**EXERCISE GOAL**
The data below is to be set down exactly.

══ INFORMATION GIVEN

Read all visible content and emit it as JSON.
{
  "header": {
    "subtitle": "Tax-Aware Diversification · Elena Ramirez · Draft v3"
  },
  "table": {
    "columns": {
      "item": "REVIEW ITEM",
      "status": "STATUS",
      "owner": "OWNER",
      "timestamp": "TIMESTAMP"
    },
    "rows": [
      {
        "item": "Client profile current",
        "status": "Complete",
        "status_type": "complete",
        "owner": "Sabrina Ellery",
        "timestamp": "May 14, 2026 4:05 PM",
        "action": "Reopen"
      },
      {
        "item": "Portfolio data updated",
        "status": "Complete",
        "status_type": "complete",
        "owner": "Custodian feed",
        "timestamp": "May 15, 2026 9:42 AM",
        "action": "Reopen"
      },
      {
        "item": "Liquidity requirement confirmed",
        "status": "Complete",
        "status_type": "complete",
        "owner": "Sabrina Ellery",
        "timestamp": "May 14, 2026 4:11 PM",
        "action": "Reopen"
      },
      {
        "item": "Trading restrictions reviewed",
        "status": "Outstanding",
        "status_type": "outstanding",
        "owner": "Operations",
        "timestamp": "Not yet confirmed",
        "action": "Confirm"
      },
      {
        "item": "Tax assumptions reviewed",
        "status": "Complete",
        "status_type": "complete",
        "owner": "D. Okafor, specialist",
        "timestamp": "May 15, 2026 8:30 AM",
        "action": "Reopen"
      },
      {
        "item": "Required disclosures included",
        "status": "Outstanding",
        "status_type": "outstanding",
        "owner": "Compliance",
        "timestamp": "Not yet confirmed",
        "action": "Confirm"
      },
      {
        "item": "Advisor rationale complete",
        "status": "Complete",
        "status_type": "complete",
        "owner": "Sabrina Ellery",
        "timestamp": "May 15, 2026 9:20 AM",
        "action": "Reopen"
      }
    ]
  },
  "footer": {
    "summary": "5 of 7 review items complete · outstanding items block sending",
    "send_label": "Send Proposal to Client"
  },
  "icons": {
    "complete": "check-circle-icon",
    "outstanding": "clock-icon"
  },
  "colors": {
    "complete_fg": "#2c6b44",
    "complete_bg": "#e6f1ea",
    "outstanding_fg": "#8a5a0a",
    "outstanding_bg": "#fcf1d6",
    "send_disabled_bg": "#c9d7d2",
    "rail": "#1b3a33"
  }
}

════

**TASK ANSWER**
Read all visible content and emit it as JSON.
{
  "header": {
    "subtitle": "Tax-Aware Diversification · Elena Ramirez · Draft v3"
  },
  "table": {
    "columns": {
      "item": "REVIEW ITEM",
      "status": "STATUS",
      "owner": "OWNER",
      "timestamp": "TIMESTAMP"
    },
    "rows": [
      {
        "item": "Client profile current",
        "status": "Complete",
        "status_type": "complete",
        "owner": "Sabrina Ellery",
        "timestamp": "May 14, 2026 4:05 PM",
        "action": "Reopen"
      },
      {
        "item": "Portfolio data updated",
        "status": "Complete",
        "status_type": "complete",
        "owner": "Custodian feed",
        "timestamp": "May 15, 2026 9:42 AM",
        "action": "Reopen"
      },
      {
        "item": "Liquidity requirement confirmed",
        "status": "Complete",
        "status_type": "complete",
        "owner": "Sabrina Ellery",
        "timestamp": "May 14, 2026 4:11 PM",
        "action": "Reopen"
      },
      {
        "item": "Trading restrictions reviewed",
        "status": "Outstanding",
        "status_type": "outstanding",
        "owner": "Operations",
        "timestamp": "Not yet confirmed",
        "action": "Confirm"
      },
      {
        "item": "Tax assumptions reviewed",
        "status": "Complete",
        "status_type": "complete",
        "owner": "D. Okafor, specialist",
        "timestamp": "May 15, 2026 8:30 AM",
        "action": "Reopen"
      },
      {
        "item": "Required disclosures included",
        "status": "Outstanding",
        "status_type": "outstanding",
        "owner": "Compliance",
        "timestamp": "Not yet confirmed",
        "action": "Confirm"
      },
      {
        "item": "Advisor rationale complete",
        "status": "Complete",
        "status_type": "complete",
        "owner": "Sabrina Ellery",
        "timestamp": "May 15, 2026 9:20 AM",
        "action": "Reopen"
      }
    ]
  },
  "footer": {
    "summary": "5 of 7 review items complete · outstanding items block sending",
    "send_label": "Send Proposal to Client"
  },
  "icons": {
    "complete": "check-circle-icon",
    "outstanding": "clock-icon"
  },
  "colors": {
    "complete_fg": "#2c6b44",
    "complete_bg": "#e6f1ea",
    "outstanding_fg": "#8a5a0a",
    "outstanding_bg": "#fcf1d6",
    "send_disabled_bg": "#c9d7d2",
    "rail": "#1b3a33"
  }
}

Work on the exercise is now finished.